Denials all around of satirical press reports that Paul Godfrey‘s Postmedia chain is on the verge of collapsing its twin papers in Ottawa, Calgary and Edmonton into single pifflesheets in each city.
“Not true,” Godfrey told the Globe and Minion’s James Bradshaw, and that’s good enough for Frank! After all, it was Godfrey who professed total shock in 1998 that Torstar wanted to buy the Sun papers, even as he was peddling to Quebecor to get a better offer.
And lest we forget, Godfrey was leader of the group that built Skydome, claiming it would only cost $100 mill (turned out to be $600m) and was president of Blue Jays when they bought it for $25 mill in 2004.
Ignoring for the moment the truthiness of Paul’s protestations, this desperate convergence is virtually inevitable.
Here’s the picture in each city: In Ottawa, the Petfinder peddles about 77,000 copies on a weekday, the Sun 25,000. Same story in Edmonton – 63,000 for the Journal, 30,000 for the Sun; in Calgary, 63,000 for the Herald and 25,000 for its Sun.
The Sun papers were built for a different era, the age of Aqua-Velva and Sunshine skanks, with a news hole crammed with sports and crime, all of it supported by ads for stereos and cars. Doug Creighton’s Toronto Sun was the model, designed for slow-learning young men with income.
Alas, the demographic no longer buys newspapers — or has income.
The simple physical task of printing a single product at their contracted plants will save a few million dollars in each city, since the presses won’t have to be set up to produce a tabloid.
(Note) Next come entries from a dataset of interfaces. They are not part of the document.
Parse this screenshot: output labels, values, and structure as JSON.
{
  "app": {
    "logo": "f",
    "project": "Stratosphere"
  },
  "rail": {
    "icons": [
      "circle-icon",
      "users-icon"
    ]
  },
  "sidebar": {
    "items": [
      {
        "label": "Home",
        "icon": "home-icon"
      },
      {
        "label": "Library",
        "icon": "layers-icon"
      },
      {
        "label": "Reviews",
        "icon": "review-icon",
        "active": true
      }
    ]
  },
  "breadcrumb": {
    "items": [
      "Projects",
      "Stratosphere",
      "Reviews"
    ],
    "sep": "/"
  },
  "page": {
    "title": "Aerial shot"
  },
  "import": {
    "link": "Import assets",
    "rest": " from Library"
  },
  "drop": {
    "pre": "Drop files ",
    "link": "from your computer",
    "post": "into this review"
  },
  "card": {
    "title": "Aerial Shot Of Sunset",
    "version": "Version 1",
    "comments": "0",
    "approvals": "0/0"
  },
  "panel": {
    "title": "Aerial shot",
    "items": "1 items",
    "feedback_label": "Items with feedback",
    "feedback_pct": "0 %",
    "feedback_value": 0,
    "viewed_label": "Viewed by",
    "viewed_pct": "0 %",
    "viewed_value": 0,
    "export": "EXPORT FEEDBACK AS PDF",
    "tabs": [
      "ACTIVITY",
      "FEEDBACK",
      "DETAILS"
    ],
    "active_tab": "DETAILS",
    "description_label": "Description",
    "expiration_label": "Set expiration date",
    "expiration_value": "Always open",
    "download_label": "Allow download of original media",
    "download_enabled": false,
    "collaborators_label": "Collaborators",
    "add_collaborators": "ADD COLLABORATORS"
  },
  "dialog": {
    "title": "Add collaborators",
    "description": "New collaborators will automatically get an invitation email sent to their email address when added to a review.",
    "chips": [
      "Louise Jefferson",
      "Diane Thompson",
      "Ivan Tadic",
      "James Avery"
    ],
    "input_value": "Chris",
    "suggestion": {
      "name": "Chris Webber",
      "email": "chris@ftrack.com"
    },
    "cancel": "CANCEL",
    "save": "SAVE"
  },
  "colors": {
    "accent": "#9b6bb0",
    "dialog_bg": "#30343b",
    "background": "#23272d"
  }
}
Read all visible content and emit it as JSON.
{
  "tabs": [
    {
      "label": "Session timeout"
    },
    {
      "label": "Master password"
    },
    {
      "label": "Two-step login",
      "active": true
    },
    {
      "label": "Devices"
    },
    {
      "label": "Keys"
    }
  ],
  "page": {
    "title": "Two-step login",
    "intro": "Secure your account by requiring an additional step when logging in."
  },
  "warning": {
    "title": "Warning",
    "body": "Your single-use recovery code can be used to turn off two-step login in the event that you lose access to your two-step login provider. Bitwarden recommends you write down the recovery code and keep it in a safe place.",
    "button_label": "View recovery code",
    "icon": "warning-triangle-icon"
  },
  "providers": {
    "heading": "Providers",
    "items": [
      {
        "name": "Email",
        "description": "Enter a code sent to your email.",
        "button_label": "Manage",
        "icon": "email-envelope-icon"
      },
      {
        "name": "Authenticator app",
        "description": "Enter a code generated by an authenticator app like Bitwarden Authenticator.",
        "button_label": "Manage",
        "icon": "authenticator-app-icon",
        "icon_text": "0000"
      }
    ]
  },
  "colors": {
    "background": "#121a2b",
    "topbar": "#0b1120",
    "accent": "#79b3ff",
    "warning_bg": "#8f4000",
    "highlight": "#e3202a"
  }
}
This is a welcome saving for a company that has already jettisoned more than half its employees over the last several years to stay afloat, and now has all those Sun mouthbreathers to feed.
Print advertising revenue is dropping by roughly 17 per cent a year, making it ever more impossible to cover the vig on the $600 million Postmedia owes the two vulture funds that hold most of its debt at rates ranging from eight to 12 per cent.
Postmedia has said it aims to cut another $50 million from its operating costs as it merges the Sun papers with its existing older group.
The remaining buyers of newspapers skew older, and the paper they want on their doorstep is the one with which they grew up, not the Sun.
The future for the business, such as it is, will be black and white and gray all over, with this expiring readership of wrinklies asked to shell out increasing amounts for their morning fishwrap.
Whether it’s in March or in a year, the Suns are setting in the west and Ottawa.